Lord Mandelson has set up an “energy and climate change unit” to lobby Ed Miliband’s new energy and climate change department on behalf of business. Energy insiders said the move was further evidence of the peer encroaching on Ed Miliband’s brief in a bid to water down green policies which may damage business.
According to Mandelson’s Department for Business, Enterprise and Regulatory Reform (BERR) website, the unit’s aim is to “help create the conditions for UK business success through key energy and climate change policies by working closely with and influencing the Department of Energy and Climate Change (DECC), other Whitehall departments…minimising competitiveness impacts”.
DECC was set up in October to bring the energy brief under one department. Previously responsibility for energy policy was shared by the old BERR department, representing energy companies’ interests, and the Department of Environment, frequently briefing against each other. When it was set up, environmental groups and energy companies hailed the move, hoping that the new department would signal more joined-up government thinking and decisiveness over its energy policy.
But commenting on Berr’s new energy and climate change unit, one of the UK’s top six energy suppliers said: “The establishment of an energy department should have made life much simpler. But because of who the business minister [Mandelson] is, Berr is still involved at lots of different levels in the decision-making. It’s hard to say that if you’re an outsider this is anything more than a mess.”

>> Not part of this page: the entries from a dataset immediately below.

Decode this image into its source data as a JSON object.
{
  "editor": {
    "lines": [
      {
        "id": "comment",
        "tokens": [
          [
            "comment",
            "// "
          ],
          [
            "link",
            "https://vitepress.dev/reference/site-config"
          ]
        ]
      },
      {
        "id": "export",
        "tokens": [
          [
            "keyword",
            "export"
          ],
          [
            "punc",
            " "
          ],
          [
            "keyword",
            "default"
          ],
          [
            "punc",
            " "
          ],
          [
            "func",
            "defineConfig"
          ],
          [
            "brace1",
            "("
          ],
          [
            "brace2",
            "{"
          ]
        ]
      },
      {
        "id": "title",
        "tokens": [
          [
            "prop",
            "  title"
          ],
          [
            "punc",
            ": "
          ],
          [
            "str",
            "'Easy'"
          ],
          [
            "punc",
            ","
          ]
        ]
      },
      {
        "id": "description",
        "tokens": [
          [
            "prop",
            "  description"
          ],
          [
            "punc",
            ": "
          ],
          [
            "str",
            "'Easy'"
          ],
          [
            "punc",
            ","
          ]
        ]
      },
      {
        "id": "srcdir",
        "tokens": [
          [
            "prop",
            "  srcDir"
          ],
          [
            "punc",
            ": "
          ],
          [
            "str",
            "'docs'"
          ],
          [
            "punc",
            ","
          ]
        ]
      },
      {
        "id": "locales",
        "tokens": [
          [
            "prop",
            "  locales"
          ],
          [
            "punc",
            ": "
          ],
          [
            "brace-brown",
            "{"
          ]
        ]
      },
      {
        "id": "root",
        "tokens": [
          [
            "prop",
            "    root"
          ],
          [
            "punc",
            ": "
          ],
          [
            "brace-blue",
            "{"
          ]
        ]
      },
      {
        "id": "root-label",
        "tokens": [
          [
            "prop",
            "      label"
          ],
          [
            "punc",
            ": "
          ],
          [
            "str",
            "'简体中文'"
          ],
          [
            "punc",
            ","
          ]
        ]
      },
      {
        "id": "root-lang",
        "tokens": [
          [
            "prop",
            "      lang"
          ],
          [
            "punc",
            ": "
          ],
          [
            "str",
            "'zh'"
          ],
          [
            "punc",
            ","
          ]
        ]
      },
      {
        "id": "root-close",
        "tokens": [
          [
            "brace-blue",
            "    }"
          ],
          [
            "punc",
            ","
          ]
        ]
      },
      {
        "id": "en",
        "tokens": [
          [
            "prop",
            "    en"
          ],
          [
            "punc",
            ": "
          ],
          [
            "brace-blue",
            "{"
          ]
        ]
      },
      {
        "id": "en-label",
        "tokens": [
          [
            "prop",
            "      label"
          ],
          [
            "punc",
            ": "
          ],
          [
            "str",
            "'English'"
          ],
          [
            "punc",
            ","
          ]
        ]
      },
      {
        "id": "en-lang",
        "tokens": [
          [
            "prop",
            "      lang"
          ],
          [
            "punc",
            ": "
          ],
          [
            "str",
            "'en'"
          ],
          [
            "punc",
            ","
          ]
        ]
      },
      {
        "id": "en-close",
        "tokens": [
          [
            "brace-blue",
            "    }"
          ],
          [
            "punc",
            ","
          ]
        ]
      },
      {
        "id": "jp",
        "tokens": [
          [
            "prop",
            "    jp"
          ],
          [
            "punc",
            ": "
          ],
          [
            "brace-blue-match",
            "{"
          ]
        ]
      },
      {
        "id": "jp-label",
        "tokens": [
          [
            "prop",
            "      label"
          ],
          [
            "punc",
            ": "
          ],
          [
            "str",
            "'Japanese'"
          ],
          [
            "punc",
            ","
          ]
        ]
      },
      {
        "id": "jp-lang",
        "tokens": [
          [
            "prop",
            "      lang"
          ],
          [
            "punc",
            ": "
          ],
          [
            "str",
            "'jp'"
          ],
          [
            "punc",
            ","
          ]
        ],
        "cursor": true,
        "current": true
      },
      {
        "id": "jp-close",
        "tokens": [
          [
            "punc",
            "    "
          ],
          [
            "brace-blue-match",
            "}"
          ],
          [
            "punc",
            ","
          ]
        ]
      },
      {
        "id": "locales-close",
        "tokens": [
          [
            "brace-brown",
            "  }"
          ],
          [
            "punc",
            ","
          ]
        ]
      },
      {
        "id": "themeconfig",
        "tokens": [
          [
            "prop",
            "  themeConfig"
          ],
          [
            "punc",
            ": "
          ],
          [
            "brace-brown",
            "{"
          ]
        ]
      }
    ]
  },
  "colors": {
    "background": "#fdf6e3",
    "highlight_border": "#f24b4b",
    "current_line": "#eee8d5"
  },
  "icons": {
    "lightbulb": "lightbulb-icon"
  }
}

Some civil servants working for DECC are also said to be uneasy about the new department’s role and influence within government. A memo from Moira Wallace, DECC’s permanent secretary, read out to staff recently said that DECC role was as a “campaigning department”. This description “went down like a lead balloon”, according to one civil servant present, because of fears this was a tacit admission that DECC did not have the influence to deliver policies, only to campaign for them.
Earlier this year MPs criticised DECC’s slow reply to correspondence, and Miliband admitted that some of his staff were not “adequately prepared”. Last week however, Miliband won plaudits for pushing through tough environmental restrictions on new coal plants.
A BERR spokeswoman said it was not unusual for the department to set up teams which covered issues like energy or transport which affect businesses. Berr said in a statement: “DECC is now lead on energy and climate change. All departments have a responsibility for climate change and BERR continues to retain close links with companies both as providers and users or energy, and to help business make the most of our move towards a low carbon future.”